The non-profit program backs growing companies solving key challenges in agriculture with up to $1 million in funding — apply by March 26!
Elemental Excelerator is now accepting applications for its 9th cohort of startups that can help meet the environmental, social, and economic challenges brought on by a changing climate.
With 99 companies funded to date, the program selects 15 to 20 startups each year (Seed to Series C) that fit its mission and provides up to $1 million to improve systems that impact people’s lives, including food and agriculture. Today, 87% of its portfolio companies are generating revenue with 10 exits.
Given Elemental’s track record of success, the competition is fierce. Last year, 800 companies applied, according to Danya Hakeem, Elemental’s Director of Agriculture and Circular Economy Innovation. Considering that the program focuses on more mature startups than many accelerators, most contenders bring a strong package to the table: a proven idea, a working prototype, and some experience marketing its technology. This, of course, makes selecting the finalists a titanic feat.
Fortunately, over the last 10 years, Elemental has learned quite a bit about what makes a successful company.
“What we are really looking for in companies — aside from an exciting technology or novel business model — is the team, commercial validation, the partners the companies have worked with to date, and some level of customer success. They must also be solving a key challenge for their customers. “We’re particularly interested in working with companies on transformational aspects like expanding to a new geography, a new customer segment, or a new business model,” says Hakeem.
In addition to helping companies with custom coaching and a peer-to-peer learning model, Elemental focuses on funding project deployments that have the potential to address challenges in the program’s key geographic areas. In Hawaii, for instance, Elemental is working to increase food self-sufficiency given the state’s heavy reliance on imports. In California, on the other hand, a key challenge is reducing greenhouse gas emissions associated with agricultural production, distribution, and waste.
Evaluating the people behind the project is a key to selecting successful applicants, Hakeem says. That’s why Elemental looks for individuals who are eager to learn, open to feedback, and understand that the road to entrepreneurship takes you down unexpected paths.

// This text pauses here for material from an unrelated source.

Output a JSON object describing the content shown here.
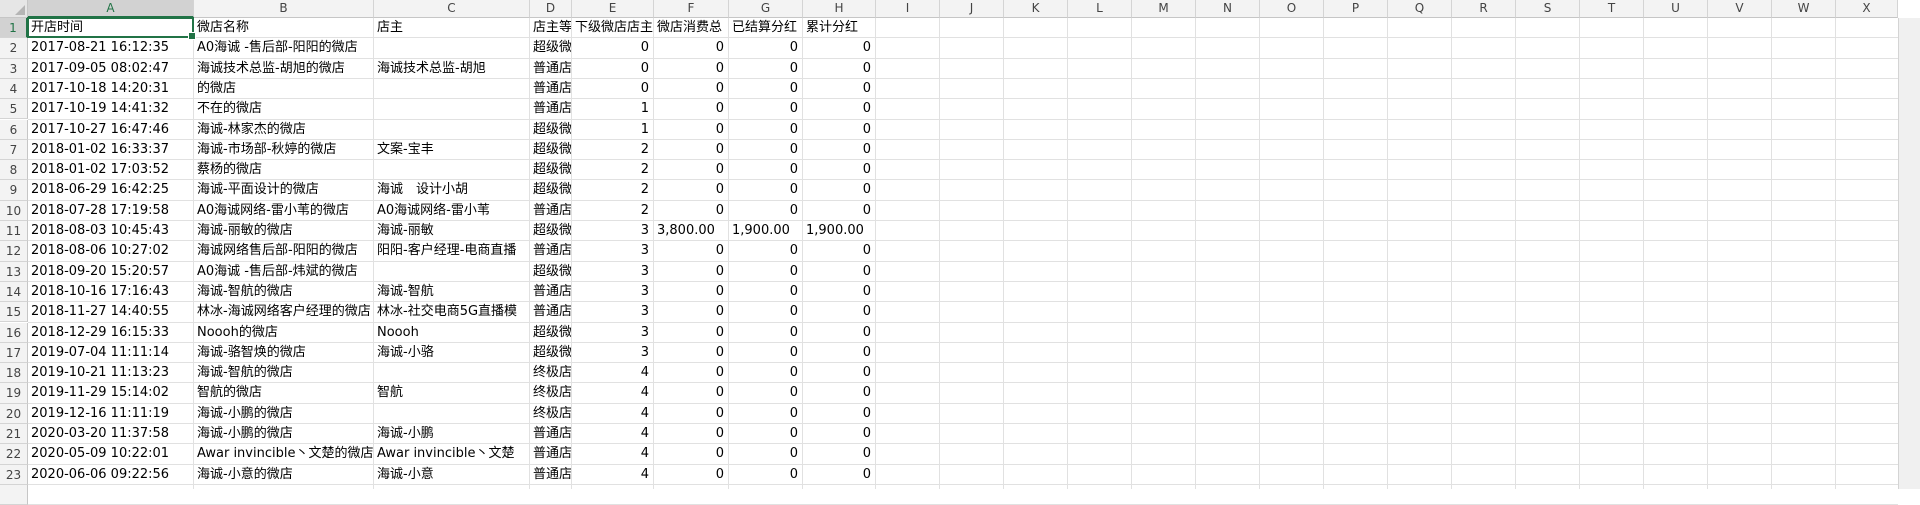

But what Elemental companies receive in exchange for their open-minded approach to bringing their business to the next level is a partner who is in it for the long haul.
“We fund projects and we want them to be a success. Things can take a long time in agriculture and highly-regulated industries like renewable energy or water. You need to be willing to be active participants and advocates over time to see the success of companies and to have impact locally with growers and other customers,” she adds.
Elemental does not require relocation to participate, and funds companies in three tracks:
One new area of interest for Elemental this year is soil health and quantifying carbon sequestration, as well as technologies that can incentivize carbon drawdown. Reforestation projects are also high on the list. Both areas are ripe for innovation, according to Hakeem. Although they’ve seen a large number of applications proposing sensor-based data technologies, standout applicants in this realm need to have strong differentiation or provide a unique opportunity like measuring carbon sequestration.
Other areas of interest for this cohort include: